Important Lessons That Poker Can Teach

Poker is a game that requires you to pay attention to not only the cards but also to your opponents. This is why it is a great way to improve your concentration levels. In addition to this, it is a game that will put your analytical and mathematical skills to the test. The game is not only a great way to make money but also teaches a lot of valuable life lessons.

One of the most important lessons that poker can teach is patience. The game can be very frustrating, especially when you are losing, and it is easy to get discouraged and quit. You have to keep telling yourself that you will improve, and the only way to do this is by playing and learning as much as you can.

Another important lesson that poker can teach is to always play your best hand. It is tempting to chase draws and call with mediocre hands, but you will end up losing a lot of money in the long run.

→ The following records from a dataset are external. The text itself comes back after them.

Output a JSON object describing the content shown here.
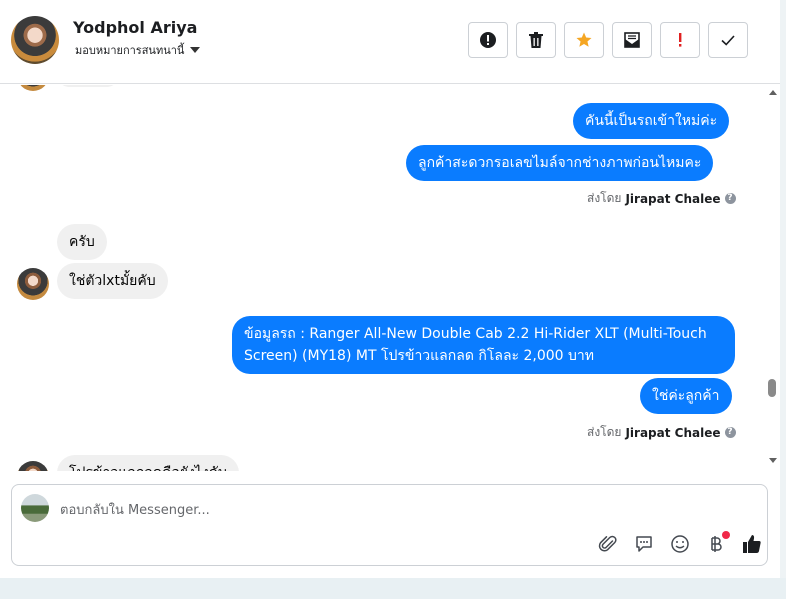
{
  "header": {
    "name": "Yodphol Ariya",
    "assign_label": "มอบหมายการสนทนานี้",
    "actions": [
      {
        "icon": "alert-circle-icon"
      },
      {
        "icon": "trash-icon"
      },
      {
        "icon": "star-icon",
        "color": "#f5a623"
      },
      {
        "icon": "mail-icon"
      },
      {
        "icon": "exclamation-icon",
        "color": "#e02020"
      },
      {
        "icon": "check-icon"
      }
    ]
  },
  "messages": {
    "m1": "คันนี้เป็นรถเข้าใหม่ค่ะ",
    "m2": "ลูกค้าสะดวกรอเลขไมล์จากช่างภาพก่อนไหมคะ",
    "sent1_prefix": "ส่งโดย",
    "sent1_name": "Jirapat Chalee",
    "r1": "ครับ",
    "r2": "ใช่ตัวlxtมั้ยคับ",
    "m3_line1": "ข้อมูลรถ : Ranger All-New Double Cab 2.2 Hi-Rider XLT (Multi-Touch",
    "m3_line2": "Screen) (MY18) MT โปรข้าวแลกลด กิโลละ 2,000 บาท",
    "m4": "ใช่ค่ะลูกค้า",
    "sent2_prefix": "ส่งโดย",
    "sent2_name": "Jirapat Chalee",
    "partial_bottom": "โปรข้าวแลกลดคือยังไงคับ"
  },
  "composer": {
    "placeholder": "ตอบกลับใน Messenger...",
    "tools": [
      "paperclip-icon",
      "speech-bubble-icon",
      "smiley-icon",
      "baht-icon",
      "thumbs-up-icon"
    ]
  },
  "colors": {
    "outgoing": "#0a7cff",
    "incoming": "#f0f0f0",
    "accent_star": "#f5a623",
    "alert_red": "#e02020"
  }
}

You can practice this by playing a few hands against better players and trying to beat them. You will learn a lot and improve your win rate.

Poker also teaches you to read the table and understand how your opponents are feeling. This is a valuable skill that you can use in other situations, such as when you are selling something or giving a presentation. This is because you can tell from other people’s body language whether they are stressed or bluffing. Poker also teaches you to be patient and not be afraid to fold.

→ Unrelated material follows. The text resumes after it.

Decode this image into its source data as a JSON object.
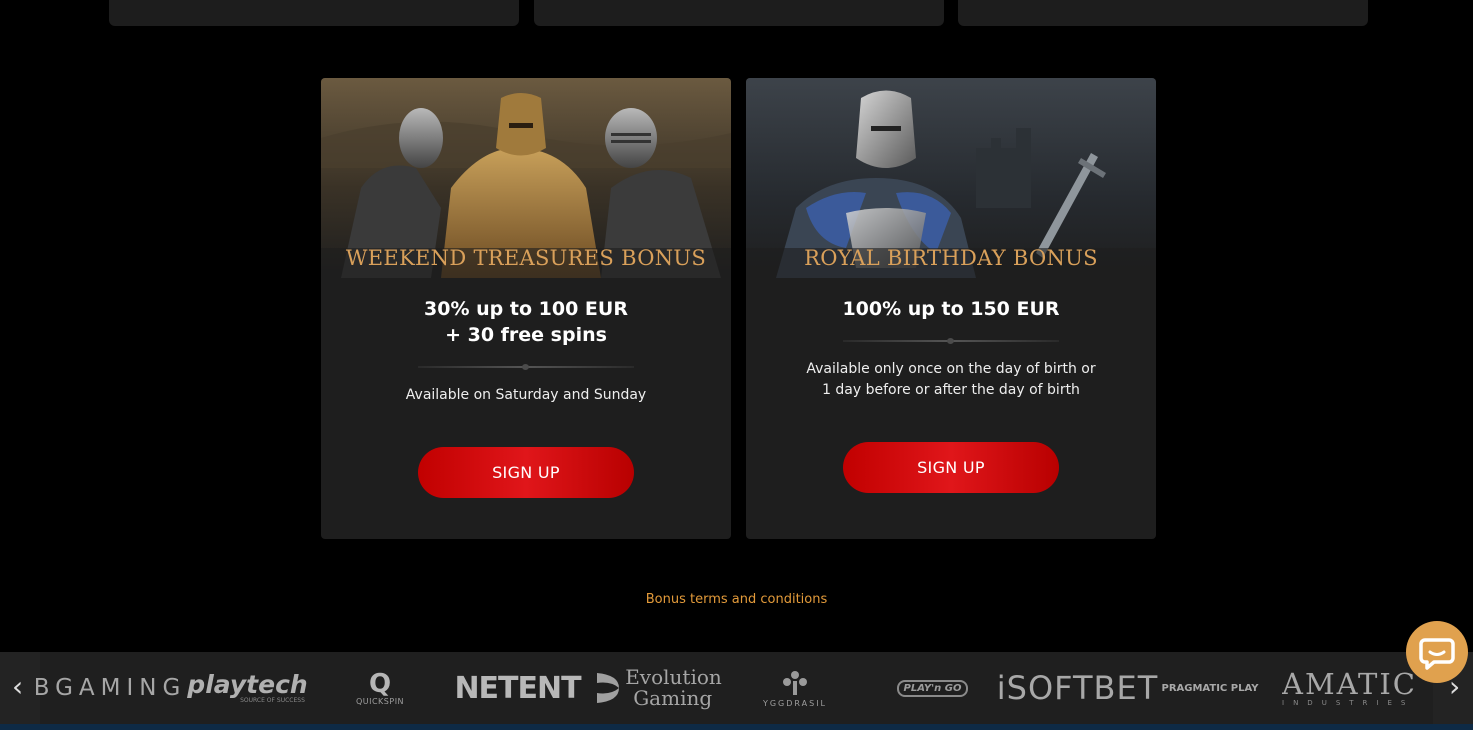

Lastly, poker is a social game that helps you to become more confident and socialize with other people. You have to be able to talk about your hand and the strategy you are using, as well as give tips to other players. You will also be interacting with different people from all over the world, which will help you to develop your communication and interpersonal skills.

The landscape of poker is very different from when it first became popular. Back in the heyday of the Moneymaker Boom, there were only a few poker forums worth visiting and a few pieces of poker software. Now, there are infinite number of poker forums, Discord channels and FB groups to join, poker programs to train with, and hundreds of books on the subject. The amount of information out there is staggering, but it can be difficult to know what to focus on and how to learn the game effectively. That is why it is important to pick a few good resources and stick with them. In addition, you should try to practice often and watch other players to develop quick instincts. This will allow you to make decisions quickly and be a more profitable player in the long run.